Chapter 10 
Anne’s Impressions of Sunday School
“Well, how do you like them?” said Marilla.
Anne was standing in the gable-room, looking (begin subscript)^(end subscript)(begin superscript)solemnly(end superscript) at three new dresses spread out on the bed. One was of snuffy-coloured gingham which Marilla had been tempted to buy from a peddler the preceding summer because it looked so serviceable; one was of black-and-white checked sateen which she had picked up at a bargain counter in the winter; and one was a stiff print of an ugly blue shade which she had purchased that week at a Carmody store.
She had made them up herself and they were all made

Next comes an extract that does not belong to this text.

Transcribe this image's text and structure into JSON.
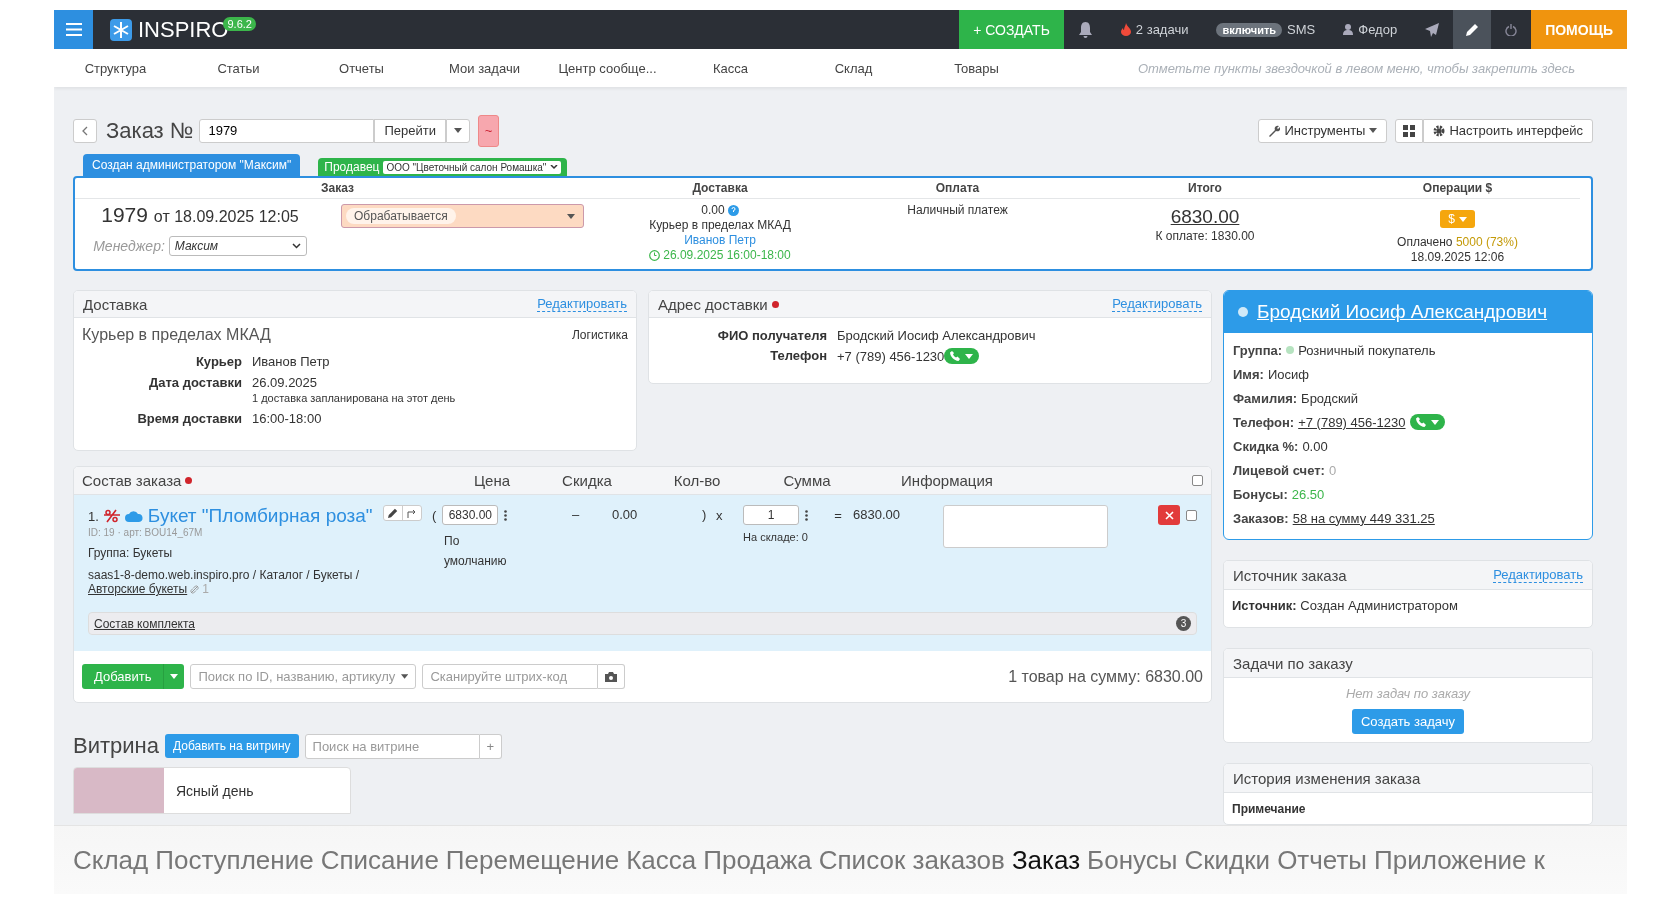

"Chapter 10" should be "Chapter 11."
"looking (begin subscript)^(end subscript)(begin superscript)solemnly(end superscript) at three new dresses spread out on the bed": Each of these dresses carries its own particular disappointment for an imaginative girl. The "snuffy-coloured gingham" would likely be a drab-coloured check design, named for snuff tobacco. A "satine" today would suggest a satin-woven cotton (where multiple weft threads go over each warp thread) to make the fabric appear shiny, but at the time, satine would be a "heavy, all-wool dress fabric" with a vaguely "satiny lustre" (see Scissors and Yardstick: or, All About Dry Goods, 1874). And the "stiff print of an ugly blue shade" would suggest any number of cotton calicos. Blue dyes were cheaply and easily produced, and weren't prone to "travelling" during washing, so they were perfect for children's clothing.